Patients with MPEs and underlying nonexpandable lung are often excluded in clinical trials and thus their optimal management remains unclear. They represent a sizeable subset of MPE patients and deserve specific attention in future research.
1. Light RW, Lee YCG. Textbook of Pleural Dieaseas. 3rd ed. USA: Taylor & Francis; 2016.
2. Thomas R, Jenkins S, Eastwood PR, et al. Physiology of breathlessness associated with pleural effusions. Curr Opin Pulm Med. 2015;21(4):338-45.
3. Feller-Kopman DJ, Reddy CB, DeCamp MM, et al. Management of Malignant Pleural Effusions. An Official ATS/STS/STR Clinical Practice Guideline. Am J Respir Crit Care Med. 2018;198(7):839-49.
4. Davies HE, Mishra EK, Kahan BC, et al. Effect of an indwelling pleural catheter vs chest tube and talc pleurodesis for relieving dyspnea in patients with malignant pleural effusion: the TIME2 randomized controlled trial. JAMA. 2012;307(22):2383-9.
5. Thomas R, Fysh ETH, Smith NA, et al. Effect of an Indwelling Pleural Catheter vs Talc Pleurodesis on Hospitalization Days in Patients With Malignant Pleural Effusion: The AMPLE Randomized Clinical Trial. JAMA. 2017;318(19):1903-12.
6. Muruganandan S, Azzopardi M, Fitzgerald DB, et al. Aggressive versus symptom-guided drainage of malignant pleural effusion via indwelling pleural catheters (AMPLE-2): an open-label randomised trial. Lancet Respir Med. 2018;6(9):671-80.
7. Fitzgerald DB, Koegelenberg CFN, Yasufuku K, et al. Surgical and non-surgical management of malignant pleural effusions. Expert Rev Respir Med. 2018;12(1):15-26.
8. Rintoul RC, Ritchie AJ, Edwards JG, et al. Efficacy and cost of video-assisted thoracoscopic partial pleurectomy versus talc pleurodesis in patients with malignant pleural mesothelioma (MesoVATS): an open-label, randomised, controlled trial. Lancet. 2014;384(9948):1118-27.
ES19.05 - Surgical Management of Malignant Pleural Effusion (Now Available) (ID 3261)
14:00 - 15:30 | Presenting Author(s): Alan D Sihoe

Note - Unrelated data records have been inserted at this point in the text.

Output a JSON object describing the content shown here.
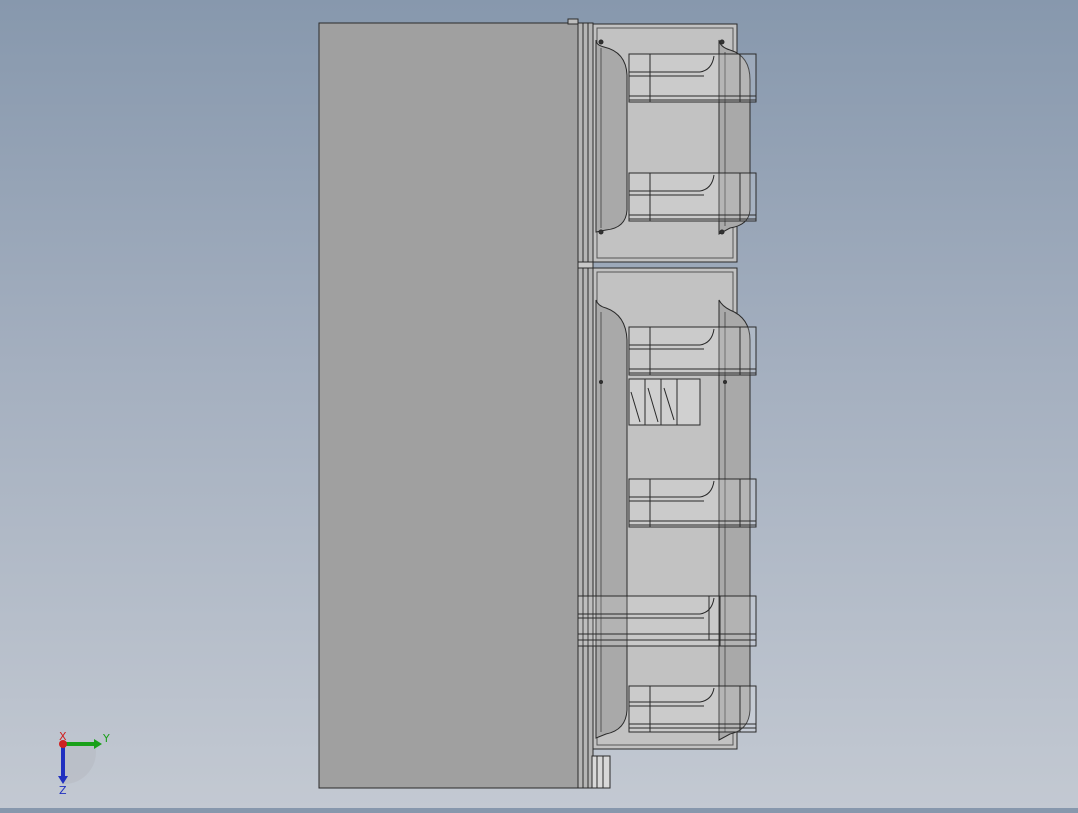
{
  "viewport": {
    "background_top": "#8798ad",
    "background_bottom": "#c3c9d2",
    "model": {
      "body_fill": "#a0a0a0",
      "door_fill": "#c2c2c2",
      "edge_color": "#2a2a2a",
      "line_color": "#3a3a3a"
    }
  },
  "triad": {
    "x_label": "X",
    "y_label": "Y",
    "z_label": "Z",
    "x_color": "#d02020",
    "y_color": "#19a019",
    "z_color": "#2030c0"
  }
}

At first glance, it would seem that the thoracic surgeon has little role to play nowadays in the management of malignant pleural effusion (MPE). Substantial advances have been made in the understanding of the pathophysiology of MPE and its diagnosis. There is broad consensus that pleurodesis should generally be given at the bedside rather than in the operating theatre, while intractable cases can be managed with indwelling catheters. Even where interventions into the chest are required, the advent of ‘medical’ thoracoscopy appears to have diminished the role of surgeons in managing MPE.
However, it would be wrong to presume that thoracic surgeons may be completely excluded from the MPE scene. There remain situations were surgery is still required for a definitive diagnosis or effective palliation. Surgeons continue to have more extensive experience with biopsy, drainage, and ‘rapid pleurodesis’ – yielding high rates of success. More importantly, minimally invasive Video-Assisted Thoracic Surgery (VATS) has evolved significantly in recent years. Uniportal VATS is becoming increasingly utilized, and is often complemented by technological advances such as non-intubated anesthesia. The latest advances in minimally invasive thoracic surgery have ensured that the high success rate of surgery is now coupled with surprisingly little – if any – functional or physiological ‘cost’ to the patient with MPE. The ‘VATS’ available today is not the same VATS from even a few years ago.
This presentation provides an overview of the current surgical options available in the management of MPE. The modern thoracic surgeon remains fully equipped and prepared to contribute to the multi-disciplinary care of patients with this complication.